Water was pumped from Canaan Street Lake over night and and delivered to the water plant through a hose system that the En field and Canaan Fire Departments laid down on Sunday.

The result was an increase in water reserves at the storage tank from 15% reserve to 25% reserve.

Sunday morning of the 15th, the Highway Department and the Water Department dug up the location of the leak in the water system on the East side of Bruce Road and the North side of Route 4 about 5 feet north of the end of the culvert that passes under Route 4.

person in hole  excavator digging

By 11 AM, the 8" water main was uncovered and an elbow in the system was discovered to be separated enough to cause a significant leak.

pipe elbow  pipe elbow

Work started on replacing a section of pipe and the connecting flanges. The bolts holding the sections together were very loose and water was escaping at the connections. It was anticipated that the pipe would be repaired by the end of the day.


The nuts holding the flanges together were very loose.

flange nut

The pipe showed massive wearing that created holes which is unusual for ductile iron pipe laid in 1986.

pipe  underground pipe

At 4:00 PM the water main was pressurized again and a new leak was detected in the Bruce Road area about 15 feet up the pipe towards Bruce Road.

A new section of pipe was installed and the repairs were completed about 9:30 PM on Sunday. The system was re-pressurized without any additional leaks detected.

The system recovered enough to be at a 25% reserve level on Monday. We continue to add water at a 41 gallons per minute rate.

meter meter

DES and DOT monitored the leak and repairs throughout the weekend.

Due to the work on the line at Bruce Road, there is still some bacteria in the system. It is total coliform and not E. Coli. There is still a boil water in effect. We will review the situation on Thursday morning.
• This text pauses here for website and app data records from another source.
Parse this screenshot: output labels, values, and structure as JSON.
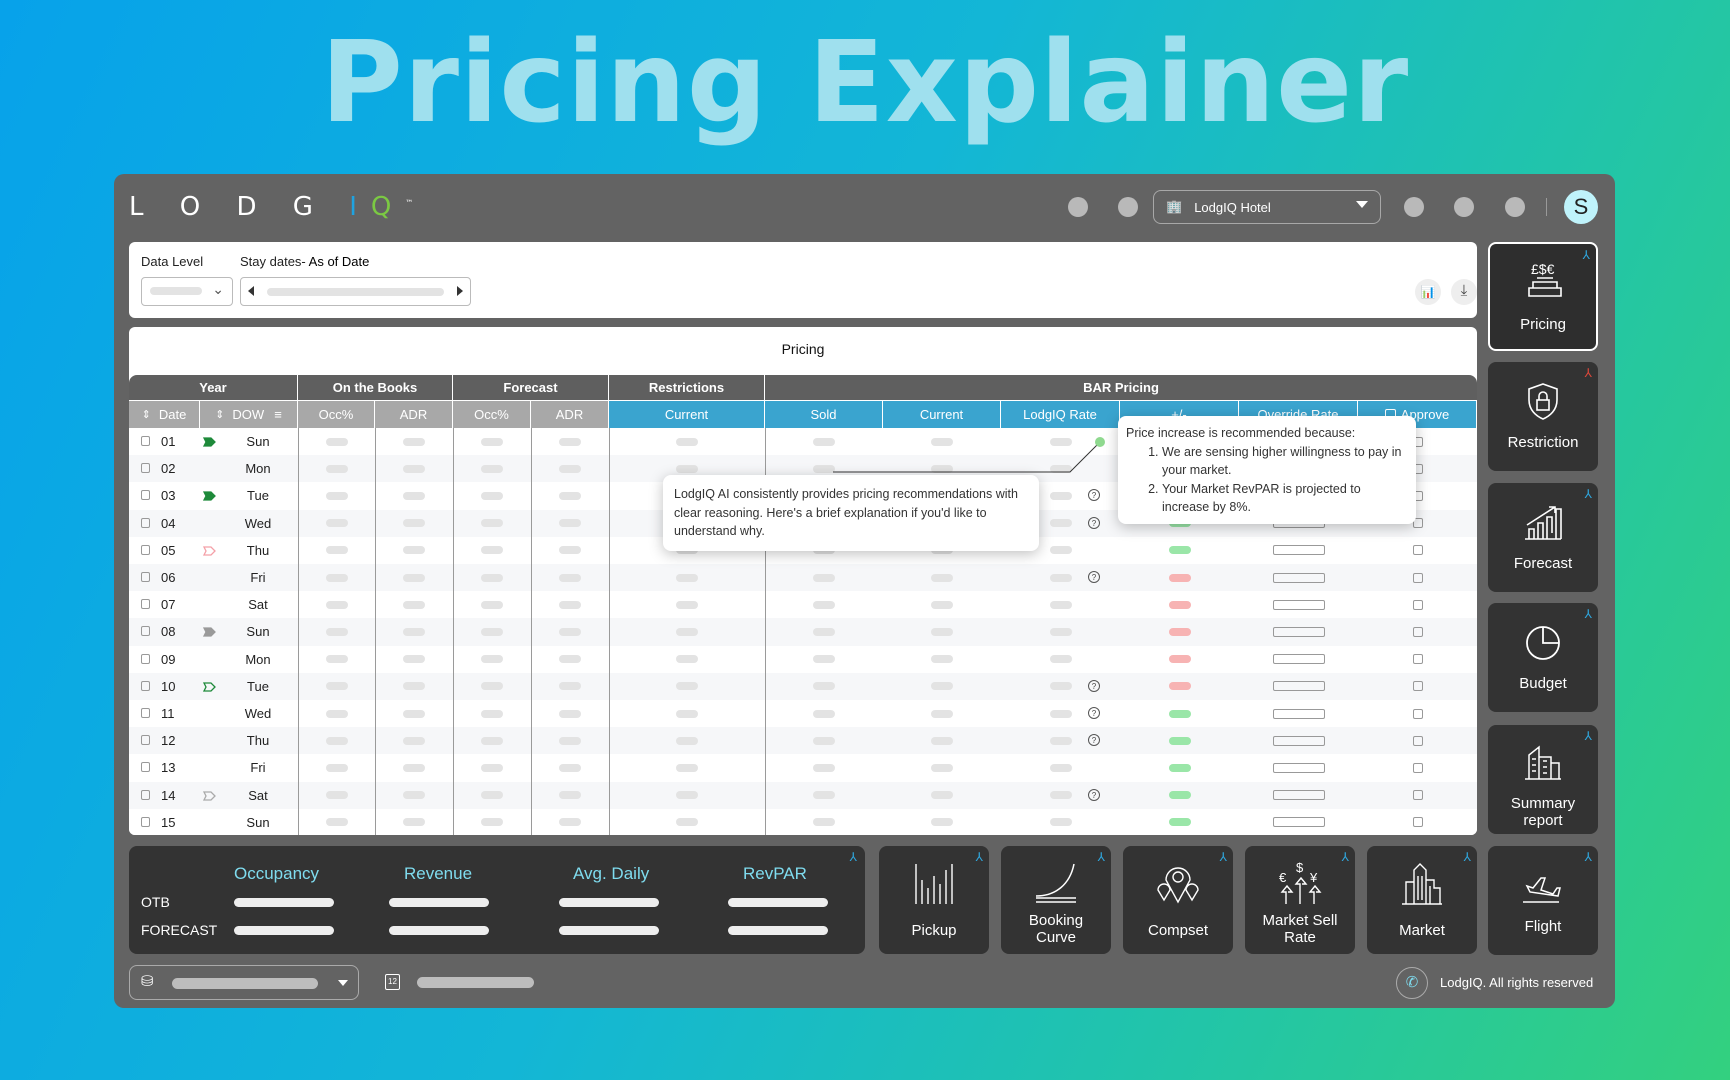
{
  "page_title": "Pricing Explainer",
  "header": {
    "logo": "LODGIQ",
    "logo_tm": "™",
    "hotel": "LodgIQ Hotel",
    "avatar": "S"
  },
  "filters": {
    "data_level_label": "Data Level",
    "stay_dates_label": "Stay dates-",
    "as_of_label": "As of Date"
  },
  "table": {
    "title": "Pricing",
    "groups": [
      "Year",
      "On the Books",
      "Forecast",
      "Restrictions",
      "BAR Pricing"
    ],
    "columns": [
      "Date",
      "DOW",
      "Occ%",
      "ADR",
      "Occ%",
      "ADR",
      "Current",
      "Sold",
      "Current",
      "LodgIQ Rate",
      "+/-",
      "Override Rate",
      "Approve"
    ],
    "rows": [
      {
        "date": "01",
        "dow": "Sun",
        "flag": "green-filled",
        "rec": "dot",
        "delta": null
      },
      {
        "date": "02",
        "dow": "Mon",
        "flag": null,
        "rec": null,
        "delta": null
      },
      {
        "date": "03",
        "dow": "Tue",
        "flag": "green-filled",
        "rec": "question",
        "delta": null
      },
      {
        "date": "04",
        "dow": "Wed",
        "flag": null,
        "rec": "question",
        "delta": "green"
      },
      {
        "date": "05",
        "dow": "Thu",
        "flag": "pink-outline",
        "rec": null,
        "delta": "green"
      },
      {
        "date": "06",
        "dow": "Fri",
        "flag": null,
        "rec": "question",
        "delta": "red"
      },
      {
        "date": "07",
        "dow": "Sat",
        "flag": null,
        "rec": null,
        "delta": "red"
      },
      {
        "date": "08",
        "dow": "Sun",
        "flag": "gray-filled",
        "rec": null,
        "delta": "red"
      },
      {
        "date": "09",
        "dow": "Mon",
        "flag": null,
        "rec": null,
        "delta": "red"
      },
      {
        "date": "10",
        "dow": "Tue",
        "flag": "green-outline",
        "rec": "question",
        "delta": "red"
      },
      {
        "date": "11",
        "dow": "Wed",
        "flag": null,
        "rec": "question",
        "delta": "green"
      },
      {
        "date": "12",
        "dow": "Thu",
        "flag": null,
        "rec": "question",
        "delta": "green"
      },
      {
        "date": "13",
        "dow": "Fri",
        "flag": null,
        "rec": null,
        "delta": "green"
      },
      {
        "date": "14",
        "dow": "Sat",
        "flag": "gray-outline",
        "rec": "question",
        "delta": "green"
      },
      {
        "date": "15",
        "dow": "Sun",
        "flag": null,
        "rec": null,
        "delta": "green"
      }
    ]
  },
  "tooltips": {
    "intro": "LodgIQ AI consistently provides pricing recommendations with clear reasoning. Here's a brief explanation if you'd like to understand why.",
    "reason_title": "Price increase is recommended because:",
    "reasons": [
      "We are sensing higher willingness to pay in your market.",
      "Your Market RevPAR is projected to increase by 8%."
    ]
  },
  "sidebar": [
    {
      "label": "Pricing",
      "icon": "pricing-icon",
      "active": true,
      "pin": "blue"
    },
    {
      "label": "Restriction",
      "icon": "lock-shield-icon",
      "pin": "red"
    },
    {
      "label": "Forecast",
      "icon": "forecast-chart-icon",
      "pin": "blue"
    },
    {
      "label": "Budget",
      "icon": "pie-chart-icon",
      "pin": "blue"
    },
    {
      "label": "Summary report",
      "icon": "buildings-icon",
      "pin": "blue"
    },
    {
      "label": "Flight",
      "icon": "airplane-icon",
      "pin": "blue"
    }
  ],
  "kpi": {
    "headers": [
      "Occupancy",
      "Revenue",
      "Avg. Daily",
      "RevPAR"
    ],
    "rows": [
      "OTB",
      "FORECAST"
    ]
  },
  "bottom_cards": [
    {
      "label": "Pickup",
      "icon": "bar-lines-icon"
    },
    {
      "label": "Booking Curve",
      "icon": "curve-icon"
    },
    {
      "label": "Compset",
      "icon": "map-pins-icon"
    },
    {
      "label": "Market Sell Rate",
      "icon": "currency-arrows-icon"
    },
    {
      "label": "Market",
      "icon": "city-icon"
    }
  ],
  "footer": {
    "copyright": "LodgIQ. All rights reserved",
    "calendar_day": "12"
  },
  "colors": {
    "accent": "#3aa4cf",
    "positive": "#9ae6a8",
    "negative": "#f7b3b3",
    "flag_green": "#1e8a3a",
    "title": "#9fe0ee"
  }
}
Water was taken to Concord for testing Monday and Wednesday.

Replacement Water

Walmart, Home Depot and other donors provided pallets of bottled water. The Town also purchased several pallets of bottled water. Many cases of water were delivered to Canaan Elementary School by the Canaan Fire Department. Bulk water was available at the Mascoma Community Health Center.

water bottles



The Highway Department damaged the water main when they replaced a culvert at the end of Bruce Road. Not true. John Coffey monitored the work and the highway crew never came into contact with the water main. The map below shows the water main, the location of gate valve and location of the two leaks.

water line map


The damage was caused by the July 11 flooding. Not true. The wear and tear on the pipe was caused over decades, not weeks. Look at the pitting and wear on the 1986 pipe, the pipe appears to have moving in the ground over the past 33 years. This was probably caused by a greater angle in the water line than designed and occurred when installed. The flood saturated the ground by the culvert under Route 4 and may have increased the movement of the pipe during the past two months.


The Water Department searched endlessly for leaks between August 12 and September 12. Two major leaks were discovered and fixed. Those leaks were just as severe as the water main leak. In spite of fixing the first two major leaks, there was no recovery at the tank. All of the hand held acoustic meters were unable to discover the actual location of the leak. The noise of the leak was hidden by the noise of the brook. The leak was found by the equipment that created a noise profile.


Obviously not true with this leak. There was no water on the surface. The water main was covered with 3 or 4 feet of clay that trapped the water down at the water main level which was about 10 feet down.